Show each line of the entries below in which the word "view" appears.

[Dataset items]
• • • • • • •

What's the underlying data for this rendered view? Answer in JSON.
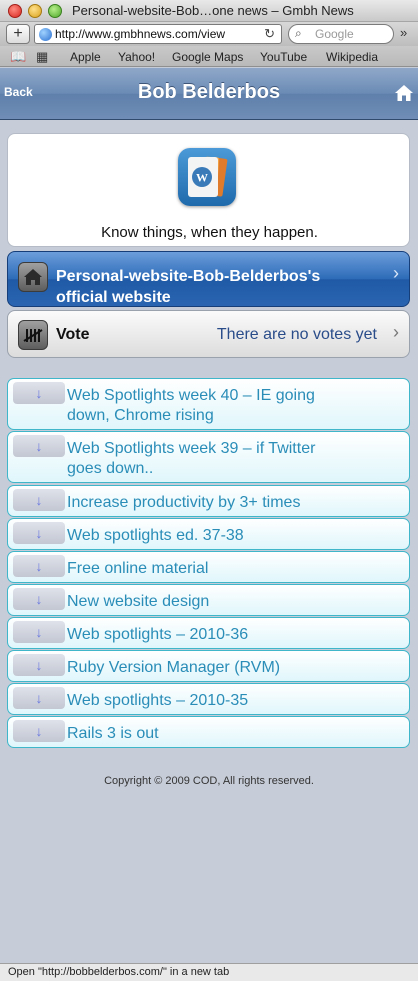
{
  "window": {
    "title": "Personal-website-Bob…one news – Gmbh News"
  },
  "toolbar": {
    "url": "http://www.gmbhnews.com/view",
    "search_placeholder": "Google"
  },
  "bookmarks": [
    "Apple",
    "Yahoo!",
    "Google Maps",
    "YouTube",
    "Wikipedia"
  ],
  "header": {
    "back_label": "Back",
    "title": "Bob Belderbos"
  },
  "logo": {
    "tagline": "Know things, when they happen."
  },
  "website_link": {
    "label": "Personal-website-Bob-Belderbos's official website"
  },
  "vote": {
    "label": "Vote",
    "status": "There are no votes yet"
  },
  "news": [
    {
      "title": "Web Spotlights week 40 – IE going down, Chrome rising"
    },
    {
      "title": "Web Spotlights week 39 – if Twitter goes down.."
    },
    {
      "title": "Increase productivity by 3+ times"
    },
    {
      "title": "Web spotlights ed. 37-38"
    },
    {
      "title": "Free online material"
    },
    {
      "title": "New website design"
    },
    {
      "title": "Web spotlights – 2010-36"
    },
    {
      "title": "Ruby Version Manager (RVM)"
    },
    {
      "title": "Web spotlights – 2010-35"
    },
    {
      "title": "Rails 3 is out"
    }
  ],
  "footer": {
    "copyright": "Copyright © 2009 COD, All rights reserved."
  },
  "statusbar": {
    "text": "Open \"http://bobbelderbos.com/\" in a new tab"
  }
}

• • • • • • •

[Solution for this problem]
What's the underlying data for this rendered view? Answer in JSON.
    "url": "http://www.gmbhnews.com/view",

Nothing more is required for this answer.